Each record below is to be retyped exactly, with its pictures omitted.

[Task material — start]

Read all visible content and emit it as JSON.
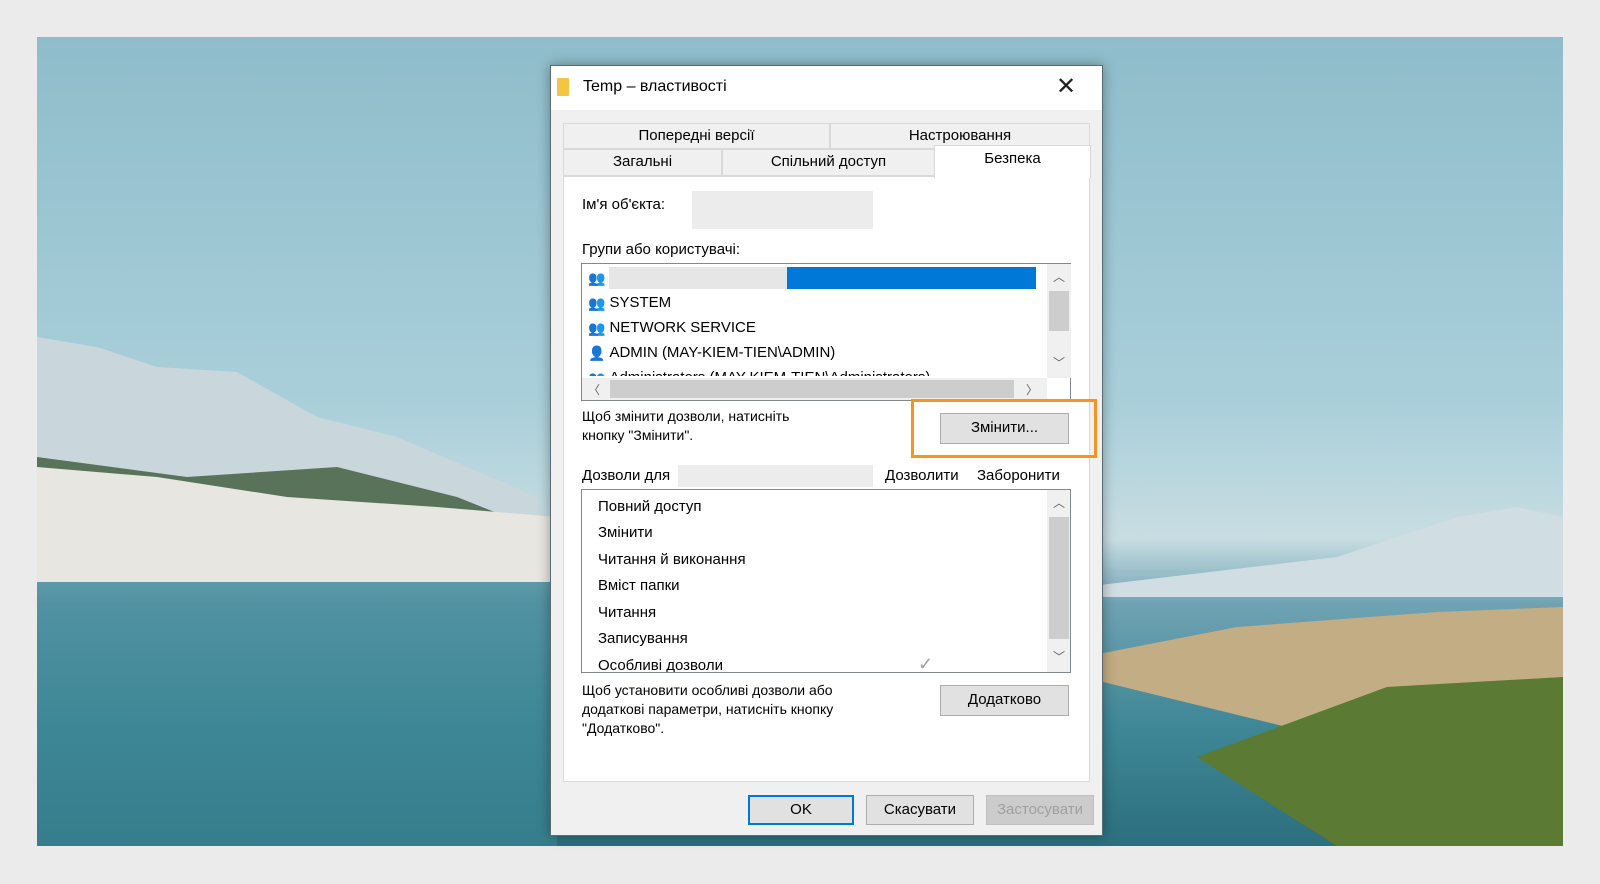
{
  "window": {
    "title": "Temp – властивості",
    "close_icon": "close-icon",
    "folder_icon": "folder-icon"
  },
  "tabs": {
    "row1": [
      "Попередні версії",
      "Настроювання"
    ],
    "row2": [
      "Загальні",
      "Спільний доступ",
      "Безпека"
    ],
    "active": "Безпека"
  },
  "object_name_label": "Ім'я об'єкта:",
  "groups_label": "Групи або користувачі:",
  "users": [
    {
      "name": "",
      "icon": "group-icon",
      "selected": true
    },
    {
      "name": "SYSTEM",
      "icon": "group-icon"
    },
    {
      "name": "NETWORK SERVICE",
      "icon": "group-icon"
    },
    {
      "name": "ADMIN (MAY-KIEM-TIEN\\ADMIN)",
      "icon": "user-icon"
    },
    {
      "name": "Administrators (MAY-KIEM-TIEN\\Administrators)",
      "icon": "group-icon"
    }
  ],
  "change_hint": [
    "Щоб змінити дозволи, натисніть",
    "кнопку \"Змінити\"."
  ],
  "change_button": "Змінити...",
  "permissions_for_label": "Дозволи для",
  "allow_header": "Дозволити",
  "deny_header": "Заборонити",
  "permissions": [
    "Повний доступ",
    "Змінити",
    "Читання й виконання",
    "Вміст папки",
    "Читання",
    "Записування",
    "Особливі дозволи"
  ],
  "advanced_hint": [
    "Щоб установити особливі дозволи або",
    "додаткові параметри, натисніть кнопку",
    "\"Додатково\"."
  ],
  "advanced_button": "Додатково",
  "buttons": {
    "ok": "OK",
    "cancel": "Скасувати",
    "apply": "Застосувати"
  },
  "colors": {
    "selection": "#0078d7",
    "highlight": "#f7931e"
  }
}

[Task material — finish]

## The completed task:
Read all visible content and emit it as JSON.
{
  "window": {
    "title": "Temp – властивості",
    "close_icon": "close-icon",
    "folder_icon": "folder-icon"
  },
  "tabs": {
    "row1": [
      "Попередні версії",
      "Настроювання"
    ],
    "row2": [
      "Загальні",
      "Спільний доступ",
      "Безпека"
    ],
    "active": "Безпека"
  },
  "object_name_label": "Ім'я об'єкта:",
  "groups_label": "Групи або користувачі:",
  "users": [
    {
      "name": "",
      "icon": "group-icon",
      "selected": true
    },
    {
      "name": "SYSTEM",
      "icon": "group-icon"
    },
    {
      "name": "NETWORK SERVICE",
      "icon": "group-icon"
    },
    {
      "name": "ADMIN (MAY-KIEM-TIEN\\ADMIN)",
      "icon": "user-icon"
    },
    {
      "name": "Administrators (MAY-KIEM-TIEN\\Administrators)",
      "icon": "group-icon"
    }
  ],
  "change_hint": [
    "Щоб змінити дозволи, натисніть",
    "кнопку \"Змінити\"."
  ],
  "change_button": "Змінити...",
  "permissions_for_label": "Дозволи для",
  "allow_header": "Дозволити",
  "deny_header": "Заборонити",
  "permissions": [
    "Повний доступ",
    "Змінити",
    "Читання й виконання",
    "Вміст папки",
    "Читання",
    "Записування",
    "Особливі дозволи"
  ],
  "advanced_hint": [
    "Щоб установити особливі дозволи або",
    "додаткові параметри, натисніть кнопку",
    "\"Додатково\"."
  ],
  "advanced_button": "Додатково",
  "buttons": {
    "ok": "OK",
    "cancel": "Скасувати",
    "apply": "Застосувати"
  },
  "colors": {
    "selection": "#0078d7",
    "highlight": "#f7931e"
  }
}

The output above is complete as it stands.